Wednesday, February 26, 2020 marks the first day of Lent – Ash Wednesday. For the next forty days (excluding Sundays) the people of God are called to self-denial and discipline, a solemn preparation for Easter. In the Early Church, Lent was a time of preparation for the Easter baptism of converts to the faith. Persons who were to receive the sacrament of baptism – “new birth,” “death to sin” – were expected to fast and prepare during these weeks. Candidates for baptism (catechumens) were led through the stories of the Bible that helped them examine the nature of the life they were about to enter.

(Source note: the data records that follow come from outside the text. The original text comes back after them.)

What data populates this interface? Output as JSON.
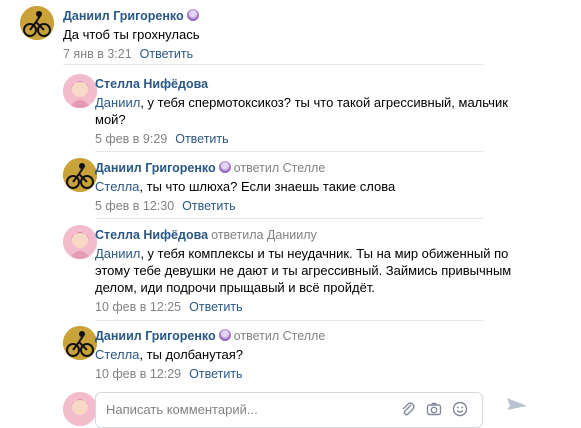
{
  "comments": [
    {
      "author": "Даниил Григоренко",
      "reply_to": "",
      "mention": "",
      "text_lines": [
        "Да чтоб ты грохнулась"
      ],
      "date": "7 янв в 3:21",
      "reply_label": "Ответить"
    },
    {
      "author": "Стелла Нифёдова",
      "reply_to": "",
      "mention": "Даниил",
      "text_lines": [
        ", у тебя спермотоксикоз? ты что такой агрессивный, мальчик",
        "мой?"
      ],
      "date": "5 фев в 9:29",
      "reply_label": "Ответить"
    },
    {
      "author": "Даниил Григоренко",
      "reply_to": "ответил Стелле",
      "mention": "Стелла",
      "text_lines": [
        ", ты что шлюха? Если знаешь такие слова"
      ],
      "date": "5 фев в 12:30",
      "reply_label": "Ответить"
    },
    {
      "author": "Стелла Нифёдова",
      "reply_to": "ответила Даниилу",
      "mention": "Даниил",
      "text_lines": [
        ", у тебя комплексы и ты неудачник. Ты на мир обиженный по",
        "этому тебе девушки не дают и ты агрессивный. Займись привычным",
        "делом, иди подрочи прыщавый и всё пройдёт."
      ],
      "date": "10 фев в 12:25",
      "reply_label": "Ответить"
    },
    {
      "author": "Даниил Григоренко",
      "reply_to": "ответил Стелле",
      "mention": "Стелла",
      "text_lines": [
        ", ты долбанутая?"
      ],
      "date": "10 фев в 12:29",
      "reply_label": "Ответить"
    }
  ],
  "composer": {
    "placeholder": "Написать комментарий..."
  },
  "icons": {
    "badge": "prometheus-badge-icon",
    "attach": "paperclip-icon",
    "camera": "camera-icon",
    "emoji": "emoji-icon",
    "send": "send-arrow-icon"
  },
  "colors": {
    "link": "#2a5885",
    "meta": "#828282",
    "separator": "#e7e8ec"
  }
}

Through experience of fasting, self-denial, and acknowledgment of their need to repent and turn to God, they began to live out Paul’s vision of offering oneself to God:
“I appeal to you therefore, brothers and sisters, by the mercies of God, to present your bodies as a living sacrifice, holy and acceptable to God, which is your spiritual worship.” (Romans 12:1)
Ash Wednesday is a time of confession that carries a spirit of sorrow and contrition over sins that permeates the Lenten season. For this reason, the word alleluia is omitted from all liturgies during Lent and restored again during the celebration of Easter.
If your church or family plans on participating in a Mardi Gras (the Carnival – “Carnem, vale” = farewell to meat) celebration in the tradition of Venice, New Orleans, or Rio de Janeiro or a Shrove Tuesday (shriven from sins) with the eating of pancakes (to remove all the butter, milk, eggs, and fat from the pantry), consider creating an Alleluia Banner and then ceremoniously burying it. This can be done the Sunday before Ash Wednesday also.Continue reading Farewell to the Alleluia